Exercise brief | Among these records, which lines include "Test"? Copy them out.

Input for this task |
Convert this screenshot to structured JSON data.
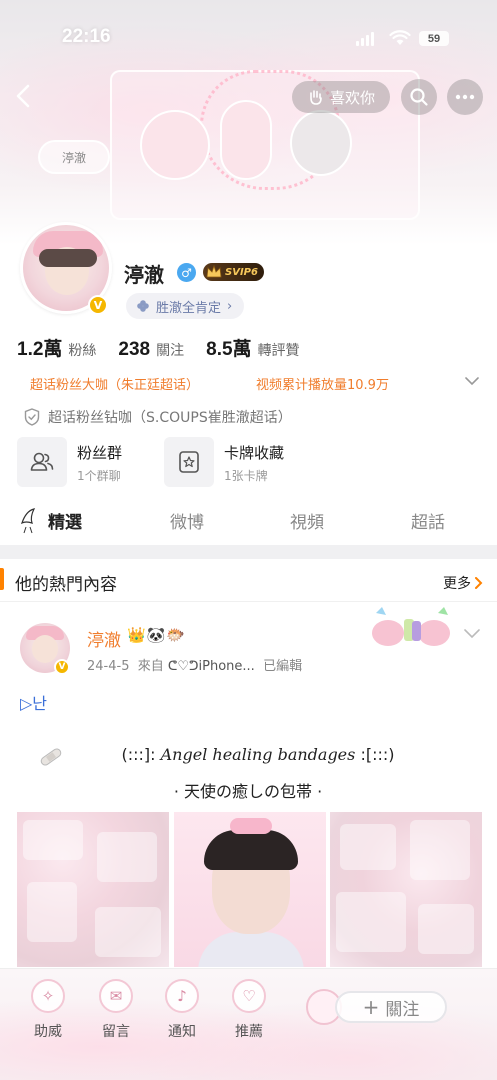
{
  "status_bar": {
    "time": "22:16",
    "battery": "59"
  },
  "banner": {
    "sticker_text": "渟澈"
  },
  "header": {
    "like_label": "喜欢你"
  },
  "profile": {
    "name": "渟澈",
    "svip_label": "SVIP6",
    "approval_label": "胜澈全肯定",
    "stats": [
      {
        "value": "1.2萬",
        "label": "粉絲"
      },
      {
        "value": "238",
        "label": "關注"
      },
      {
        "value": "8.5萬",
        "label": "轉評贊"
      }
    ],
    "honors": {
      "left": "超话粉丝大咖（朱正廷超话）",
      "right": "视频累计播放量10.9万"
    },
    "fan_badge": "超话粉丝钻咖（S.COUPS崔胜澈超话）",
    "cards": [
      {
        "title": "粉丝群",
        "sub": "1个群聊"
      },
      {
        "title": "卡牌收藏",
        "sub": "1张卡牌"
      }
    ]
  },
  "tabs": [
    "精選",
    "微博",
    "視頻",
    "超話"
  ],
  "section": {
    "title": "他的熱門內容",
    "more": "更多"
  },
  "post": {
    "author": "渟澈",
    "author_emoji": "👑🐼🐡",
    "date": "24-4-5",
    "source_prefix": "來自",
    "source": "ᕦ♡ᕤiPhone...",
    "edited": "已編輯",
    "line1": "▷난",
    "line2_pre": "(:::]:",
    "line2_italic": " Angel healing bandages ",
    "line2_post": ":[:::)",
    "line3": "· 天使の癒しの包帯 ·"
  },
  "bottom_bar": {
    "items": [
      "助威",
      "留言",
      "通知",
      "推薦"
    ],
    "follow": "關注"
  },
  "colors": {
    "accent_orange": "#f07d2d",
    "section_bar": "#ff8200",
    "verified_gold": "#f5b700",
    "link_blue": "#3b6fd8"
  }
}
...
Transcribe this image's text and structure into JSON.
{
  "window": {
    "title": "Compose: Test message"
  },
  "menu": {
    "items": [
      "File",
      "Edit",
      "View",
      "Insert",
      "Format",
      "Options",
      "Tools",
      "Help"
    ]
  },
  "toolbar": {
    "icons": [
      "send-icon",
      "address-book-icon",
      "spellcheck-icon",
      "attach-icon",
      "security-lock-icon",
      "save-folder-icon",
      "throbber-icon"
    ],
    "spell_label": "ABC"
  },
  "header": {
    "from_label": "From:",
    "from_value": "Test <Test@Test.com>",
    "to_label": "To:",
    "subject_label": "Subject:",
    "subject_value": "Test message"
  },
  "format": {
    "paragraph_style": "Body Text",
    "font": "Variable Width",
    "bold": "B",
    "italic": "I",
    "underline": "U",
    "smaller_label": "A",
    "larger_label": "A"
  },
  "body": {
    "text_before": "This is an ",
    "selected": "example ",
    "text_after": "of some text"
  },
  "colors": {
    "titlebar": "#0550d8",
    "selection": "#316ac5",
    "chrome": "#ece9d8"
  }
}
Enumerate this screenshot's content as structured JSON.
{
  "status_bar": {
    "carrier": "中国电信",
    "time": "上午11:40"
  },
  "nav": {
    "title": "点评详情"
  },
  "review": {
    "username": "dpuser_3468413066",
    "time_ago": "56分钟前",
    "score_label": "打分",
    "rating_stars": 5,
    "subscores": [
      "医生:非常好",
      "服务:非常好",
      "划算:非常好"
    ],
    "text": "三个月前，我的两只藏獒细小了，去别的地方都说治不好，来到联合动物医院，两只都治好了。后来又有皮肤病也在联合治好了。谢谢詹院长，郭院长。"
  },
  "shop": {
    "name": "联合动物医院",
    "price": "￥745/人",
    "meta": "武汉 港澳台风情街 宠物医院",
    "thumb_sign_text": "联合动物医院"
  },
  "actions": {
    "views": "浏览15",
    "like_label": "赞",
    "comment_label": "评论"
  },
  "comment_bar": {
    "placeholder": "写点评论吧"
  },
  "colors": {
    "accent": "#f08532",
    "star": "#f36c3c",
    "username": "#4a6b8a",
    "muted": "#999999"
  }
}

Solution below |
    "title": "Compose: Test message"
    "from_value": "Test <Test@Test.com>",
    "subject_value": "Test message"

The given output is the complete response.